Copyright restrictions may apply Comment Adults receiving en bloc kidney transplants from neonatal donors (as small as 1.9 kg, shown below) have excellent results, and experience with these challenging cases is increasing. In our study, we found more than one-third of all NICU deaths met the minimum criteria for DCDD. Of these, only a small percentage were identified and referred to the OPO early enough to undergo evaluation for DCDD. Intraoperative picture of en bloc kidneys from a 1.9-kg donor, successfully transplanted into an adult recipient (courtesy of IDS). Our study supports recent estimations 1,2 that universal adoption of DCDD programs in US NICUs could provide 400-1100 kidney donations annually. 1 Hanley H, Kim S, Willey E, Castleberry D, Mathur M. Identifying potential kidney donors among newborns undergoing circulatory determination of death. Pediatrics. 2014;133(1):e82-e87. 2 Labrecque M, Parad R, Gupta M, Hansen A. Donation after cardiac death: the potential contribution of an infant organ donor population. J Pediatr. 2011;158(1):31-36.
Copyright restrictions may apply Comment Successful DCDD relies on early identification of eligible patients and OPO referral prior to withdrawal of life-sustaining interventions. In addition to minimum eligibility requirements (weight and WIT) for DCDD, the number of potential candidates who actually become donors also depends on end-organ function, coexisting conditions, family wishes, and surgeon availability. A significant disconnect exists between donor potential and the identification and timely OPO referral that ultimately leads to successful transplants. Improved education of NICU practitioners and staff regarding the process of OPO referral will likely improve the potential opportunities for families to participate in organ donation.

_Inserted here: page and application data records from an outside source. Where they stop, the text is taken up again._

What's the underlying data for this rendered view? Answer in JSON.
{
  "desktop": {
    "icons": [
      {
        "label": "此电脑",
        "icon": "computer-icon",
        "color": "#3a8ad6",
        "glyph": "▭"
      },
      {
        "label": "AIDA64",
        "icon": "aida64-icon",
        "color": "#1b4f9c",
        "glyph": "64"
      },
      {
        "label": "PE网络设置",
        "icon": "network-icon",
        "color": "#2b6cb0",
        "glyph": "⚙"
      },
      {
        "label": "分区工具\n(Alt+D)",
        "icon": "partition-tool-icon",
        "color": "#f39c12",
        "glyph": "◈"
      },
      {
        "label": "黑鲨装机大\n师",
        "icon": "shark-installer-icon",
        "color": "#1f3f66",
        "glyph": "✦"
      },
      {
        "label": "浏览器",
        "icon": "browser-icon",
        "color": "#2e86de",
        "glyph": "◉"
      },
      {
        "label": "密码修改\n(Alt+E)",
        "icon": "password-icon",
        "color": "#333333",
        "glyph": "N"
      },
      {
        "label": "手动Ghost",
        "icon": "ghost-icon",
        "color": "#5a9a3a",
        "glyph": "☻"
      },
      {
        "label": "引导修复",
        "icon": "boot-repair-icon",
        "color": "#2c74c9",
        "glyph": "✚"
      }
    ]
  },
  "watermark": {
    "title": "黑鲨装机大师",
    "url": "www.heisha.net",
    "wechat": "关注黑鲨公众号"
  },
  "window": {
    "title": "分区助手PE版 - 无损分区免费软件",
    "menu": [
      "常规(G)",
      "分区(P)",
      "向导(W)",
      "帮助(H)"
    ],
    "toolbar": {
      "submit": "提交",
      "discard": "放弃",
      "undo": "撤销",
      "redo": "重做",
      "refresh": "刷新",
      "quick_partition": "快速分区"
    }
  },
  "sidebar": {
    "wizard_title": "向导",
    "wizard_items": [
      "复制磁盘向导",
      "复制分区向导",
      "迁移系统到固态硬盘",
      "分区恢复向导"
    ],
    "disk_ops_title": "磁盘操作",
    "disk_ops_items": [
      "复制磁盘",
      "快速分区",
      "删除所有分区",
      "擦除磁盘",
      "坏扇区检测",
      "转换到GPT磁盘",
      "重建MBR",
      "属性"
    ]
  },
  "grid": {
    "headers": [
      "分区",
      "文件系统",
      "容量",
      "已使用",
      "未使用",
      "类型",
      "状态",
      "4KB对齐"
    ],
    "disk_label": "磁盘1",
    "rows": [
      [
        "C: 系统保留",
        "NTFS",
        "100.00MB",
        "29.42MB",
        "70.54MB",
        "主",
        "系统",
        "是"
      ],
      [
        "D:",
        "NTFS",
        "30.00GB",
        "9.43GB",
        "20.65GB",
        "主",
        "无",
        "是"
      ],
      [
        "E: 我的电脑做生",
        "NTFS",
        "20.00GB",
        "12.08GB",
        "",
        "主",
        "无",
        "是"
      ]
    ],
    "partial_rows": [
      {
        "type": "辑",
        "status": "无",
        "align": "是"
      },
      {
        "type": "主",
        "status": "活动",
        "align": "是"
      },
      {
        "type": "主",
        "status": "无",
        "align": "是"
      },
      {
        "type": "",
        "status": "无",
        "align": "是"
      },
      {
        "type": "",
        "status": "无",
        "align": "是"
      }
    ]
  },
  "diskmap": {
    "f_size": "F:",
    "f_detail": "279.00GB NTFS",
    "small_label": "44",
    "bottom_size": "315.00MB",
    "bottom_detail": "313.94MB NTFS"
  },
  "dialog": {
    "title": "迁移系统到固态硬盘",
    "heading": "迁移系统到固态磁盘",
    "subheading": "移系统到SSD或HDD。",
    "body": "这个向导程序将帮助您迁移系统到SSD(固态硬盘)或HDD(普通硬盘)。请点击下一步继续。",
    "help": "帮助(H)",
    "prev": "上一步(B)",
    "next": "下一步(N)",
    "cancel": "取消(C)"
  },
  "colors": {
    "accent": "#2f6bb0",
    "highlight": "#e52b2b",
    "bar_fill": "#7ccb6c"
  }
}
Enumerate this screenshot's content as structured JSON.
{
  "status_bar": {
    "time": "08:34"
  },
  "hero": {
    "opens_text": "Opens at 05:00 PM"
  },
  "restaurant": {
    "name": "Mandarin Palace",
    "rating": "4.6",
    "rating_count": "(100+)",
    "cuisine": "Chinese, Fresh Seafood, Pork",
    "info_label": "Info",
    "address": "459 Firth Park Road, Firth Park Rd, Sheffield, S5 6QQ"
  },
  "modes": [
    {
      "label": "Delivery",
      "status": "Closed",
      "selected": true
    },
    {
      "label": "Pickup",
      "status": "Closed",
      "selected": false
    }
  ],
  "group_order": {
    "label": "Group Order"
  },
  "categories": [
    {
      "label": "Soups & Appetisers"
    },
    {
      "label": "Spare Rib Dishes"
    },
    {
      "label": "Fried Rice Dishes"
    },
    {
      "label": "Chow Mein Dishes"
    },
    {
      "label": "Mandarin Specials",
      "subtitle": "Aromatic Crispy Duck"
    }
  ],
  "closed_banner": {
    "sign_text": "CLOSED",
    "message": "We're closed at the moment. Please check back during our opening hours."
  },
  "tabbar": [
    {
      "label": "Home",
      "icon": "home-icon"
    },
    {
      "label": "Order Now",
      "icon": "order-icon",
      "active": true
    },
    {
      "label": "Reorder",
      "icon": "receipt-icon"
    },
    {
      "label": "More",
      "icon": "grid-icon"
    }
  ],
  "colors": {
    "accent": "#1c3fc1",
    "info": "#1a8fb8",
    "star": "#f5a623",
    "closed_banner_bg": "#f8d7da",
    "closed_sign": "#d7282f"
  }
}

Copyright restrictions may apply If you have questions, please contact the corresponding author: –Justin Stiers, MD, Division of Neonatology, Department of Pediatrics, University of Utah, 295 Chipeta Way, Williams Building, Salt Lake City, UT 84108 (email@example.com) Conflict of Interest Disclosures None reported. Contact Information